Now-a-days, normal gas or charcoal fire is used to cook Dawoodi Bohra cuisine. Earlier in the villages, cow dung cakes used to be used to cook specific food items like gakhar.
Some Dawoodi Bohra Dishes………..
1. Kalumra- it is a sweet preparation made with overcooked and mashed rice mixed with sweetened curd, garnished with charoli, pomegranate and pistachios.
2. Dudhi no halwo- it is a mithai made with bottle gourd and mava. It is very unique and tasty as well.
3. Kicahda- it is a savory preparation made with wheat, pulses and meat. It is cooked on slow for a long time and then it is pounded to make it into one blended mass. It has a semi liquid consistency. It is a wholesome meal and requires no accompaniments. It is served garnished with fried onions, mint leaves, hot ghee and lime juice.
4. Dal-chawal-pallidu- This is a very unique Dawoodi Bohra dish made on happy occasions. A layer of rice and tur dal is served along with gravy made of besan with drumsticks and bottlegourd. The tur dal is flavored with a tempering made of curry leaves, fried onions and cumin seeds.
5. Patvelia (non-veg)- colocassia leaves are coated with a spicy besan batter, the leaves are then rolled and steamed. Roundels of these steamed rolls are cut and are cooked along with meat and spices.
6. Dudhi nu doodh- grated bottlegourd is cooked along with sugar and milk. This is then chilled and served as a dessert.
7. Malida- it is a sweet preparation. Muthias, made of whole wheat flour, are fried and crushed and then cooked with ghee and jaggery. It is served garnished with almonds, pistachios and charoli.
8. Lagan ni seekh- well marinated meat is set in casserole, on which beaten eggs are poured. This casserole is cooked on a slow flame or in the oven. Generally, it is eaten with chapattis.
9. Cutlace-this is also a deep fried meat preparation. The minced meat is marinated with ginger-green chilly paste. Portions of the meat are taken and flattened out into palm size discs. They are coated with rava and beaten eggs and deep fried.

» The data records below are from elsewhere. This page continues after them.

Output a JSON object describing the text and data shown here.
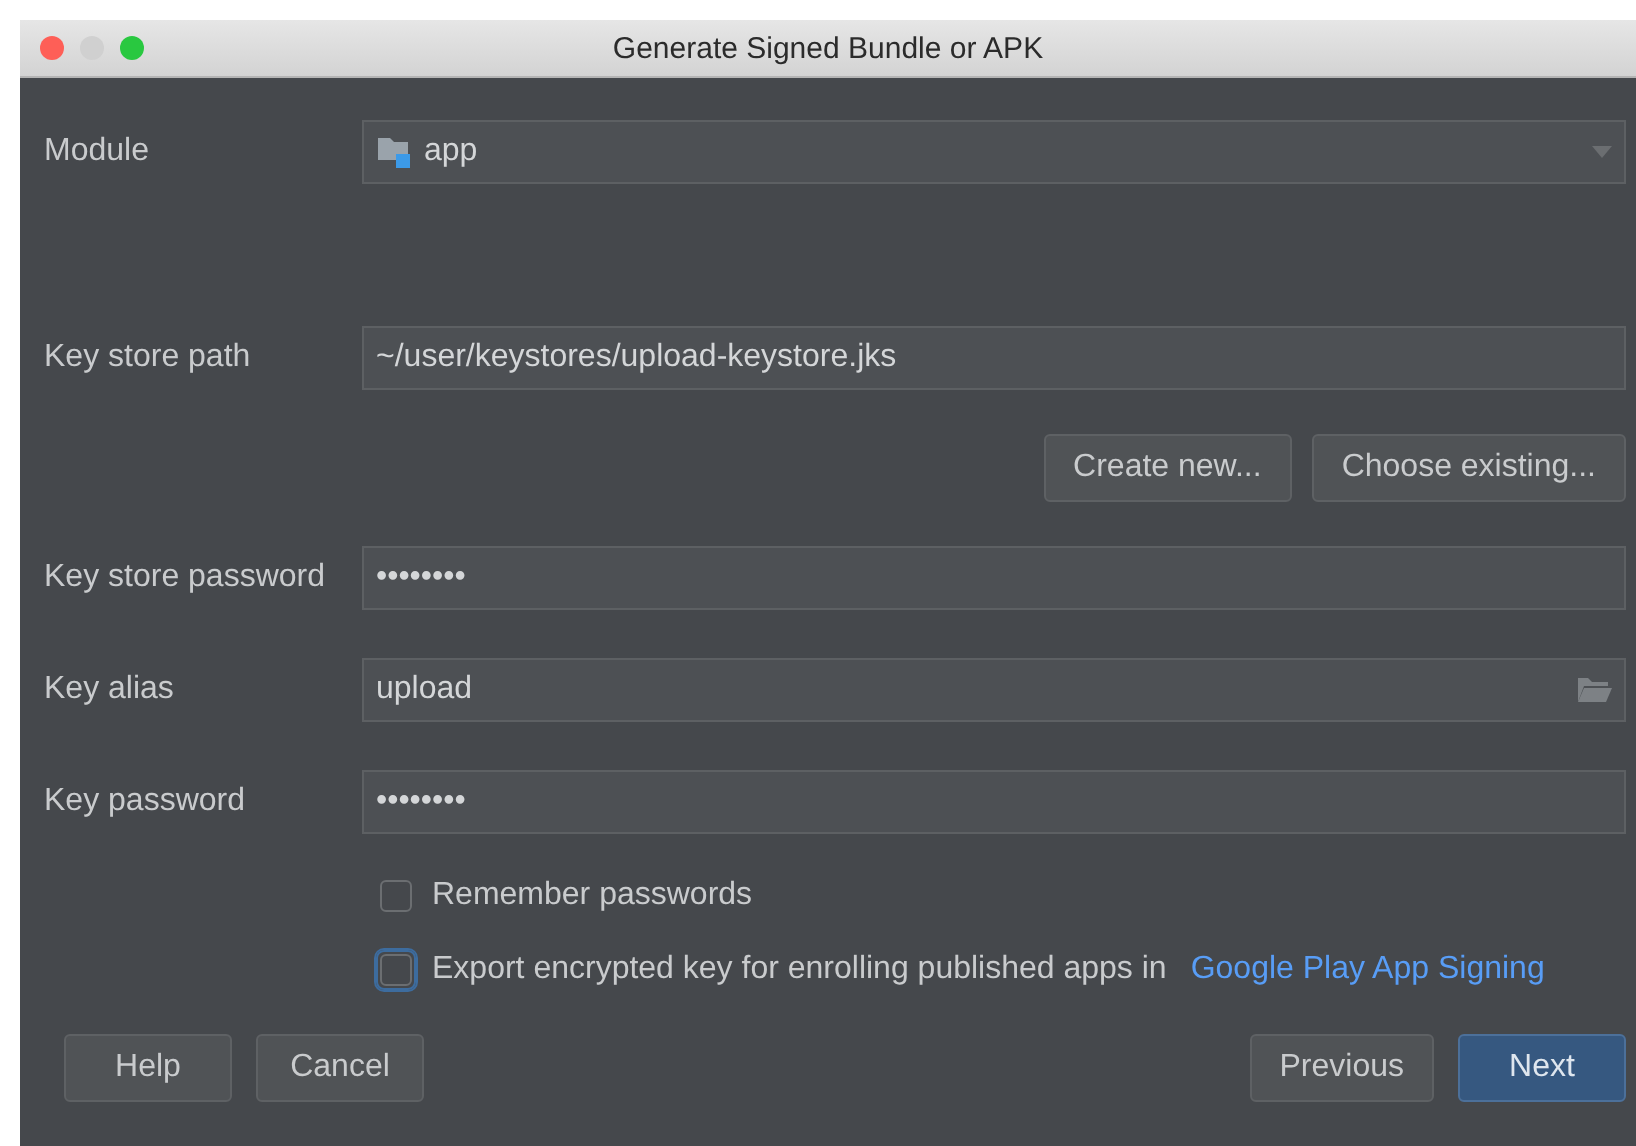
{
  "window": {
    "title": "Generate Signed Bundle or APK"
  },
  "module": {
    "label": "Module",
    "value": "app"
  },
  "key_store_path": {
    "label": "Key store path",
    "value": "~/user/keystores/upload-keystore.jks"
  },
  "key_store_buttons": [
    {
      "label": "Create new..."
    },
    {
      "label": "Choose existing..."
    }
  ],
  "key_store_password": {
    "label": "Key store password",
    "value": "••••••••"
  },
  "key_alias": {
    "label": "Key alias",
    "value": "upload"
  },
  "key_password": {
    "label": "Key password",
    "value": "••••••••"
  },
  "checkboxes": [
    {
      "label": "Remember passwords",
      "checked": false,
      "focused": false
    },
    {
      "label": "Export encrypted key for enrolling published apps in",
      "link": "Google Play App Signing",
      "checked": false,
      "focused": true
    }
  ],
  "left_buttons": [
    {
      "label": "Help",
      "primary": false
    },
    {
      "label": "Cancel",
      "primary": false
    }
  ],
  "right_buttons": [
    {
      "label": "Previous",
      "primary": false
    },
    {
      "label": "Next",
      "primary": true
    }
  ]
}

10. Kheem-naan- Minced meat is cooked with whole spices and minimal amount of water, garnished with lots of coriander. It is eaten with naan.

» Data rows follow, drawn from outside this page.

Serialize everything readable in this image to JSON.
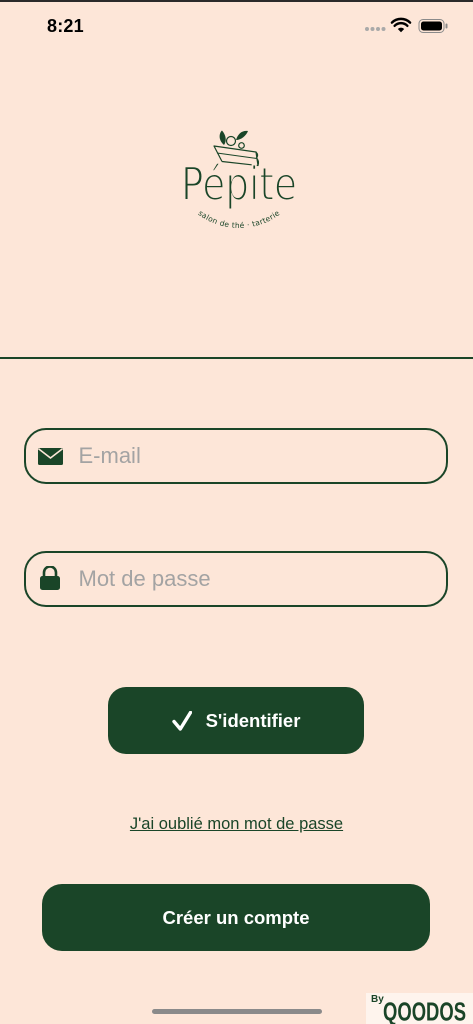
{
  "status_bar": {
    "time": "8:21",
    "icons": [
      "cellular-signal-icon",
      "wifi-icon",
      "battery-icon"
    ]
  },
  "logo": {
    "name": "Pépite",
    "tagline": "salon de thé · tarterie",
    "icon": "pie-slice-icon"
  },
  "login_form": {
    "email": {
      "placeholder": "E-mail",
      "value": "",
      "icon": "envelope-icon"
    },
    "password": {
      "placeholder": "Mot de passe",
      "value": "",
      "icon": "lock-icon"
    },
    "submit": {
      "label": "S'identifier",
      "icon": "checkmark-icon"
    },
    "forgot_password": "J'ai oublié mon mot de passe"
  },
  "create_account": {
    "label": "Créer un compte"
  },
  "footer": {
    "by": "By",
    "brand": "QOODOS"
  },
  "colors": {
    "background": "#fde6d8",
    "brand_green": "#1a4528",
    "placeholder": "#a3a3a3"
  }
}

11. Maas pulao- a dal preparation is made with masoor dal and served with boiled rice. This food is generally severed when somebody passes away.
12. Sarki- it is cold soup made with the water of boiled tur dal, Dalia powder and chopped spring onions. It is served with dal-chawal-pallidu.
13. Kheema na samosa- samosas are made with a filling of cooked spicy kheema, spring onions, coriander leaves and mint leaves.
14. Khajla-barfi- puff pastry is mixed with barfi (flavored mava) and eaten. This readily available at mithai shops.
15. Dal gosht- tur dal is cooked with mutton and served either with boiled rice or gakhar.
16. Gakhar- it is bread made with stiff dough of atta. Portions of the dough are rounded up and steamed and then finished off on a tava. It is similar to the batis made in Rajasthan.
17. Gol roti- thick chapattis are made from a semolina & whole wheat flour dough. The chapattis are baked on a tava and then reheated in a pool of pre ghee and served with gol (jaggery).
18. Bhajji- chawli ka Bhajji is cooked with garlic, onions and green chilies. It is served with chapattis. This preparation is mainly eaten during the month of Muharam.
19. Chana bateta-boiled whole Bengal gram and boiled potatoes are mixed with gravy made of onions, cumin seeds, tamarind pulp, jaggery, mint leaves and coriander leaves.
20. Kari-it is a curry made with a special Kari masala, coconut milk and chicken or mutton. Kari is eaten either with boiled rice or with thin tandoori rotis.
21. Sheer khuma- it is sweet kheer type preparation made with dry fruits and sweetened milk. It is prepared on eid-ul-fitar and served to the guests who come to your house on the day of eid.
22. Sodarnu- it is dish made of boiled rice sugar and ghee. It is served in the beginning of the meal and in very small quantities.
23. Kheema kofta ni tarkari- koftas are made by mixing minced meat peanut powder and roasted chana powder. These koftas are cooked in a gravy made with onions and peanut and chana powder.
24. Thuli- it is a sweet preparation made with broken wheat and jaggery. It is usually made on birthdays.
25. Lachka- it is sweet version of the kichada. Instead of meat and spices, jaggery and ghee is added.